At about 12:40 a.m. Sunday, police began launching tear gas at a crowd just north of the staging area on West Florissant. Shortly before firing the gas, they warned protesters to disperse or face arrest.
Imposition of curfew
Nixon announced the curfew earlier Saturday along with Johnson and several other officials during a tumultuous news conference at Greater St. Mark Family Church. Nixon has put Johnson and the highway patrol in charge of maintaining order in Ferguson, which has been at the center of unrest since a police shooting last Saturday killed 18-year-old Michael Brown.
"The tragic shooting death of Michael Brown one week ago today – and the events that followed – left family grieving the loss of a son, a community wracked by fear and unrest, and an entire world looking for answers and justice," Nixon said.
But the governor said, "If we are going to achieve justice, we must first have – and maintain – peace."
From the audience, some residents shouted questions that challenged how the investigation of Brown's death has been handled. Their concern was less on looting and more on what they viewed as a lack of justice.
Others said they were ready to help keep order in Ferguson, where looting early Saturday morning marred hours of what had been peaceful protests Friday night.
Johnson and Nixon said the curfew was needed because of a few lawbreakers who marred peaceful protests.
"I share their frustration and their conviction that we cannot allow the ill will of the few to undermine the good will of the many, while putting the people and businesses of this community in danger," the governor said. "If there was an easy way to separate those who hurt from those who help, we would. But it’s hard, and especially at night we can’t."
Nixon said the curfew would continue until nightly order has been restored. The boundaries of the curfew were not immediately clear; a spokesman for the governor's office said the specifics would be left up to the Highway Patrol.
Nixon said the situation was a test of whether the cycle of fear can be broken, in Ferguson and in general. "The eyes of the world are watching," he said.

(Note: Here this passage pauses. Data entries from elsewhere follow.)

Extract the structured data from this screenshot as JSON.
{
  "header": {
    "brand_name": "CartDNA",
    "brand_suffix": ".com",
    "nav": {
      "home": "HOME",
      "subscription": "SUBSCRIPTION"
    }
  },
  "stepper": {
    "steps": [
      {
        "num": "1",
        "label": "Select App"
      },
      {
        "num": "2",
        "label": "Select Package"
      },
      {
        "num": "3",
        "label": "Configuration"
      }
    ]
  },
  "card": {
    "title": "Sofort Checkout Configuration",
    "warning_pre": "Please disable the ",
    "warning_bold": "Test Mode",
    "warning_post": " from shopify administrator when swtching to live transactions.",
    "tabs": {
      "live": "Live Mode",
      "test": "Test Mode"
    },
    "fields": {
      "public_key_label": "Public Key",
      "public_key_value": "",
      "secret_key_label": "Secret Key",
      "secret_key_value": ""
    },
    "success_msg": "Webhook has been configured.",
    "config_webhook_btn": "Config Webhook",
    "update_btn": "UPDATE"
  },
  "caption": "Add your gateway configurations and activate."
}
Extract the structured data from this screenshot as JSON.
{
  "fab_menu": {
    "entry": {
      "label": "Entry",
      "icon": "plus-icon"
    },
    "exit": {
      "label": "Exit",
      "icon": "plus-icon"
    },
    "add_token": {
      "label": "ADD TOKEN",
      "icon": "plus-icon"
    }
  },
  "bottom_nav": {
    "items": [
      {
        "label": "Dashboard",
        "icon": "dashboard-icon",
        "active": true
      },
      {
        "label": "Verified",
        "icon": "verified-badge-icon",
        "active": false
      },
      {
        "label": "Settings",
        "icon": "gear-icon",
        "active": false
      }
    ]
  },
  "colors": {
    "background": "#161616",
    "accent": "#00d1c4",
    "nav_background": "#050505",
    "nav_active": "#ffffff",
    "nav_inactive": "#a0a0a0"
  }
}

Protests on Friday were peaceful "except for a very few" people, Nixon said.
Statements of officials were interrupted several times with questions and statements shouted from the audience. U.S. Rep. Lacy Clay, D-St. Louis, at one point said he agreed with some of the concerns expressed, including concerns about the St. Louis County prosecutor's office.
Earlier Saturday, county Prosecutor Robert McCulloch told St. Louis Public Radio that a grand jury would begin to meet about the case "in days" — before the investigation is complete — and would be expected to continue for some time as more evidence comes in.
Members of the National Lawyers Guild and Amnesty International have been active as legal observers. A group from Amnesty has conducted training for nonviolent direct response tactics. The USA executive director of Amnesty, Steven Hawkins, released a statement condemning the curfew Sunday:
“It’s hard to build trust if the governor doesn’t meet with community members and restricts their movements with a curfew,” Hawkins wrote. “We criticize dictators for quelling dissent and silencing protestors with tactics like curfews … The people of Ferguson have the right to protect peacefully the lack of accountability for Michael Brown's shooting.”
Edited at 7:15 a.m. to correct time frame of curfew.